Data shown:
========

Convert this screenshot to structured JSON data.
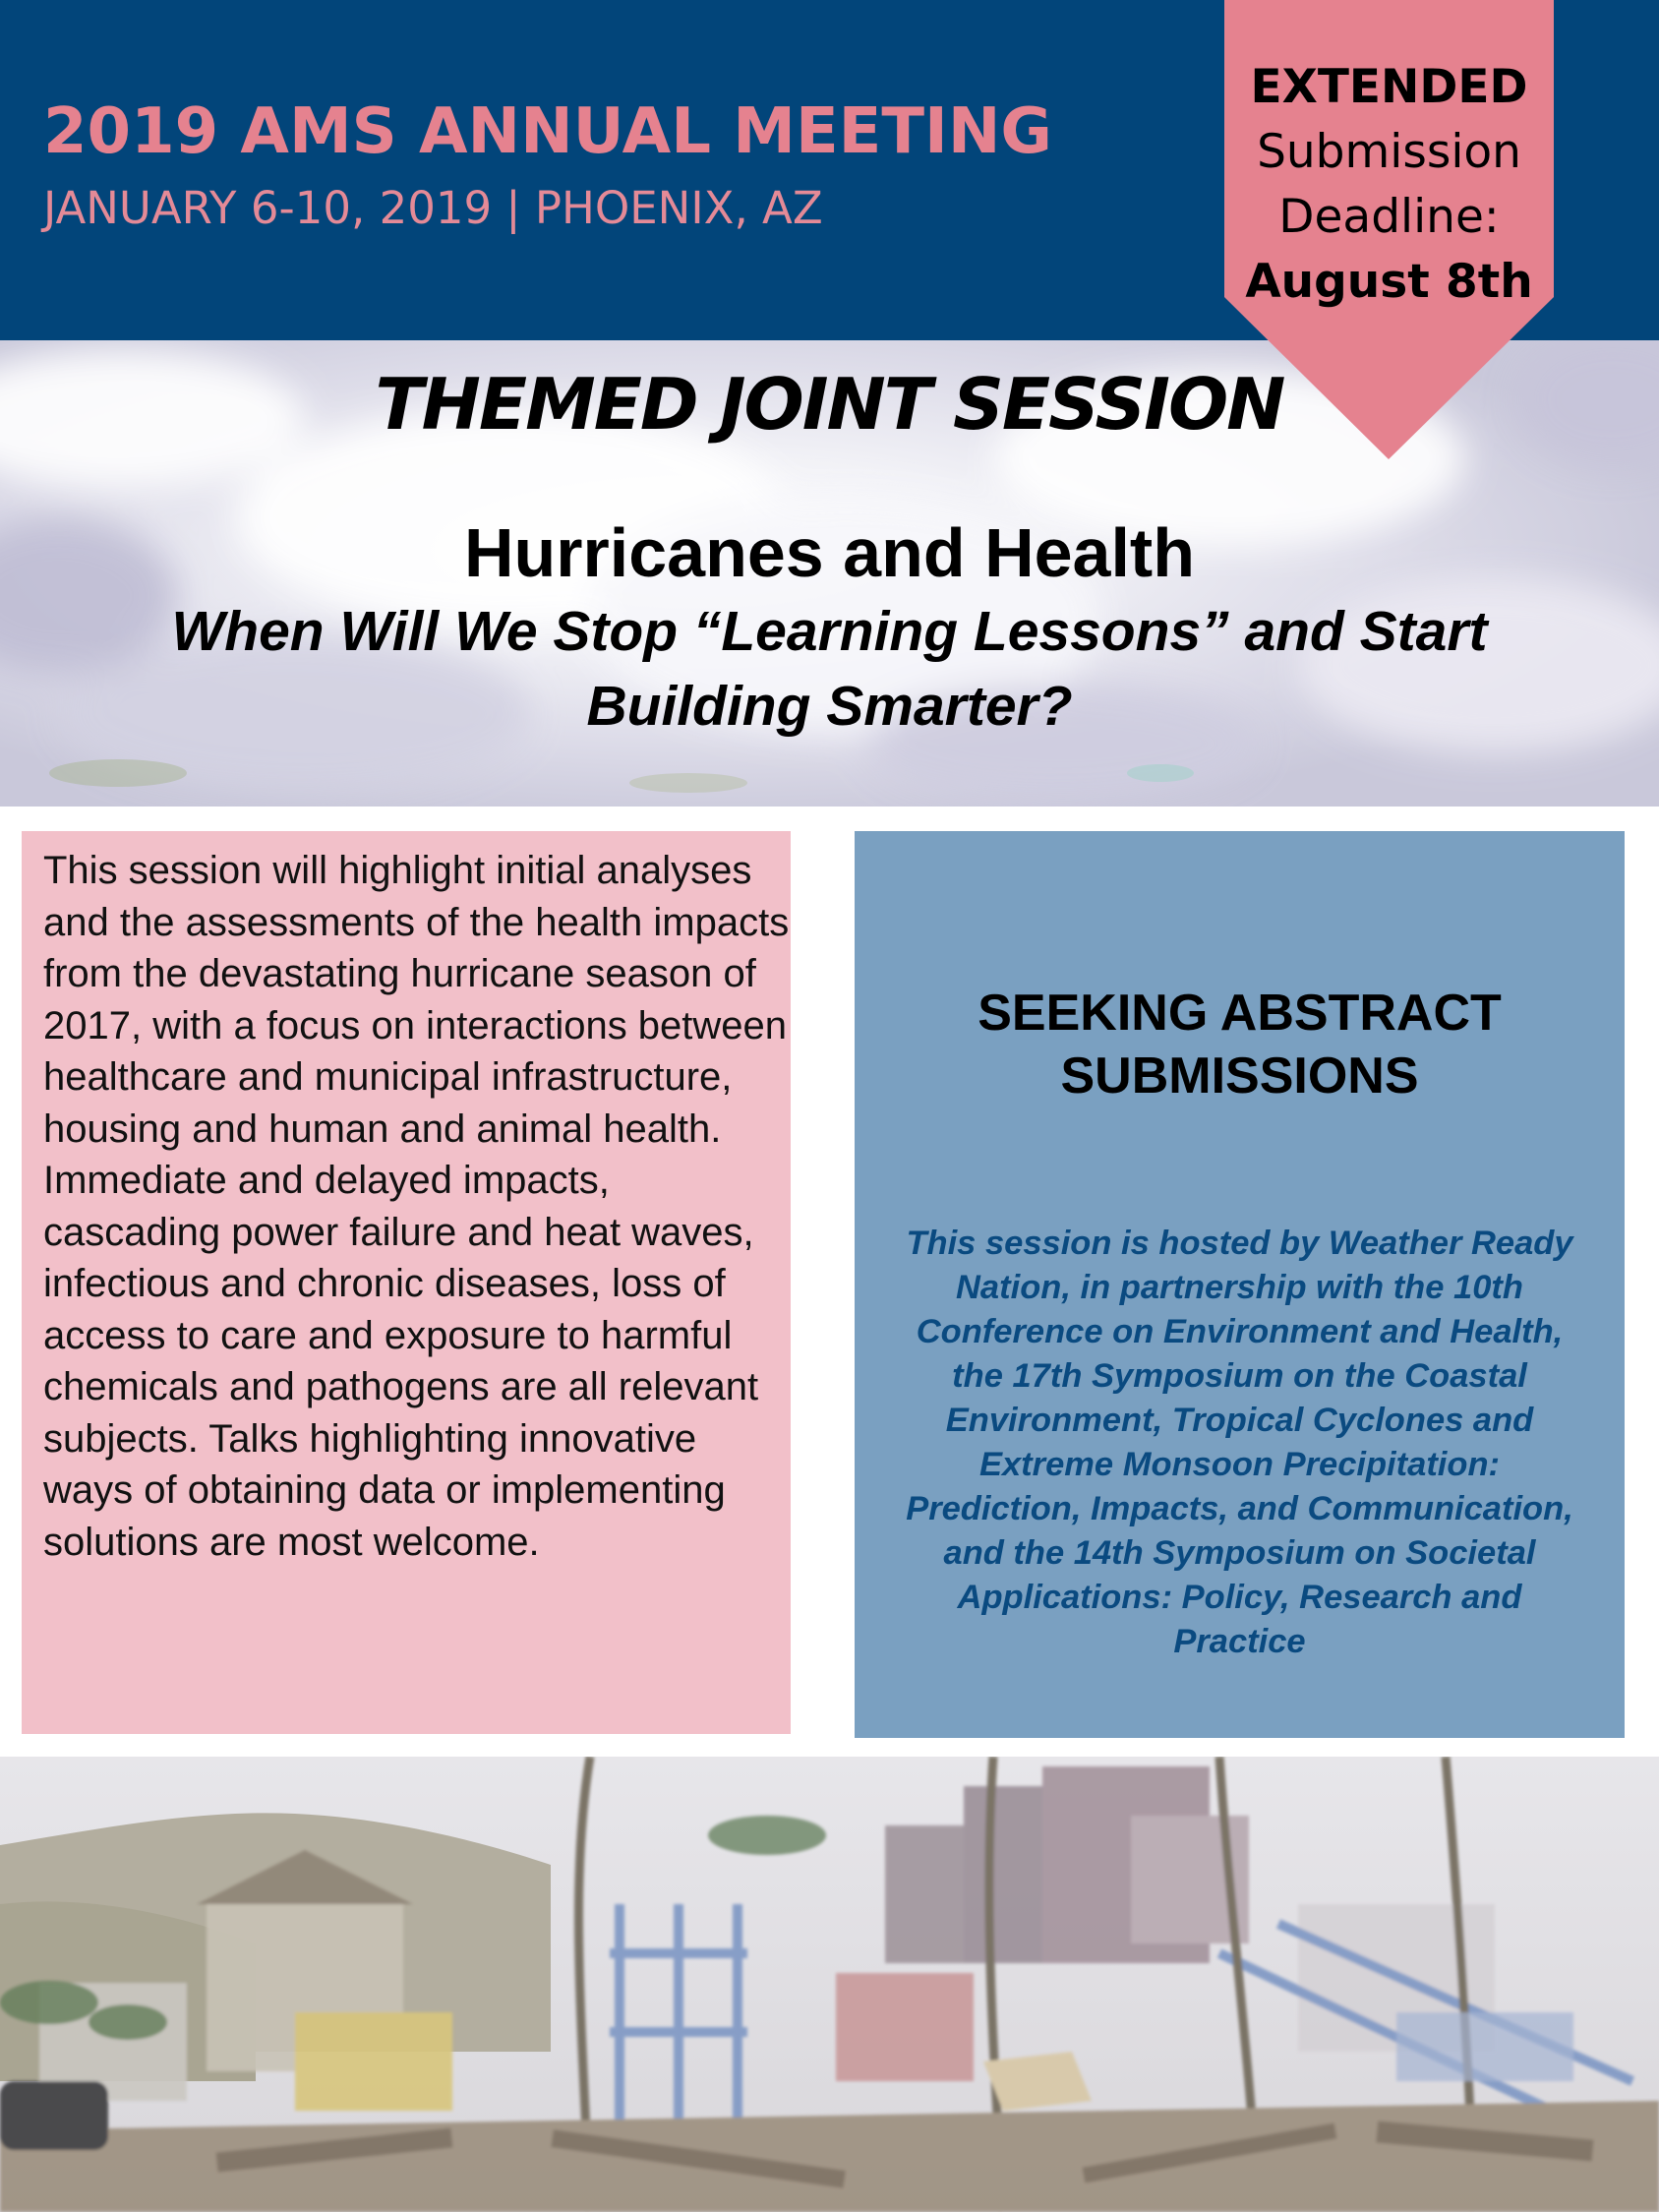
{
  "header": {
    "title": "2019 AMS ANNUAL MEETING",
    "dates": "JANUARY 6-10, 2019 | PHOENIX, AZ"
  },
  "deadline": {
    "line1": "EXTENDED",
    "line2": "Submission",
    "line3": "Deadline:",
    "line4": "August 8th"
  },
  "session": {
    "label": "THEMED JOINT SESSION",
    "title": "Hurricanes and Health",
    "subtitle": "When Will We Stop “Learning Lessons” and Start Building Smarter?"
  },
  "description": {
    "text": "This session will highlight initial analyses and the assessments of the health impacts from the devastating hurricane season of 2017, with a focus on interactions between healthcare and municipal infrastructure, housing and human and animal health.  Immediate and delayed impacts, cascading power failure and heat waves, infectious and chronic diseases, loss of access to care and exposure to harmful chemicals and pathogens are all relevant subjects.  Talks highlighting innovative ways of obtaining data or implementing solutions are most welcome."
  },
  "abstracts": {
    "heading": "SEEKING ABSTRACT SUBMISSIONS",
    "hosted_by": "This session is hosted by Weather Ready Nation, in partnership with the 10th Conference on Environment and Health, the 17th Symposium on the Coastal Environment, Tropical Cyclones and Extreme Monsoon Precipitation: Prediction, Impacts, and Communication, and the 14th Symposium on Societal Applications: Policy, Research and Practice"
  },
  "colors": {
    "header_blue": "#02457a",
    "accent_pink": "#e5828f",
    "description_panel_pink": "#f2c0c9",
    "abstract_panel_blue": "#7aa0c1",
    "host_text_blue": "#0a4a80"
  }
}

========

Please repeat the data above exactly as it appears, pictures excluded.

Convert this screenshot to structured JSON data.
{
  "header": {
    "title": "2019 AMS ANNUAL MEETING",
    "dates": "JANUARY 6-10, 2019 | PHOENIX, AZ"
  },
  "deadline": {
    "line1": "EXTENDED",
    "line2": "Submission",
    "line3": "Deadline:",
    "line4": "August 8th"
  },
  "session": {
    "label": "THEMED JOINT SESSION",
    "title": "Hurricanes and Health",
    "subtitle": "When Will We Stop “Learning Lessons” and Start Building Smarter?"
  },
  "description": {
    "text": "This session will highlight initial analyses and the assessments of the health impacts from the devastating hurricane season of 2017, with a focus on interactions between healthcare and municipal infrastructure, housing and human and animal health.  Immediate and delayed impacts, cascading power failure and heat waves, infectious and chronic diseases, loss of access to care and exposure to harmful chemicals and pathogens are all relevant subjects.  Talks highlighting innovative ways of obtaining data or implementing solutions are most welcome."
  },
  "abstracts": {
    "heading": "SEEKING ABSTRACT SUBMISSIONS",
    "hosted_by": "This session is hosted by Weather Ready Nation, in partnership with the 10th Conference on Environment and Health, the 17th Symposium on the Coastal Environment, Tropical Cyclones and Extreme Monsoon Precipitation: Prediction, Impacts, and Communication, and the 14th Symposium on Societal Applications: Policy, Research and Practice"
  },
  "colors": {
    "header_blue": "#02457a",
    "accent_pink": "#e5828f",
    "description_panel_pink": "#f2c0c9",
    "abstract_panel_blue": "#7aa0c1",
    "host_text_blue": "#0a4a80"
  }
}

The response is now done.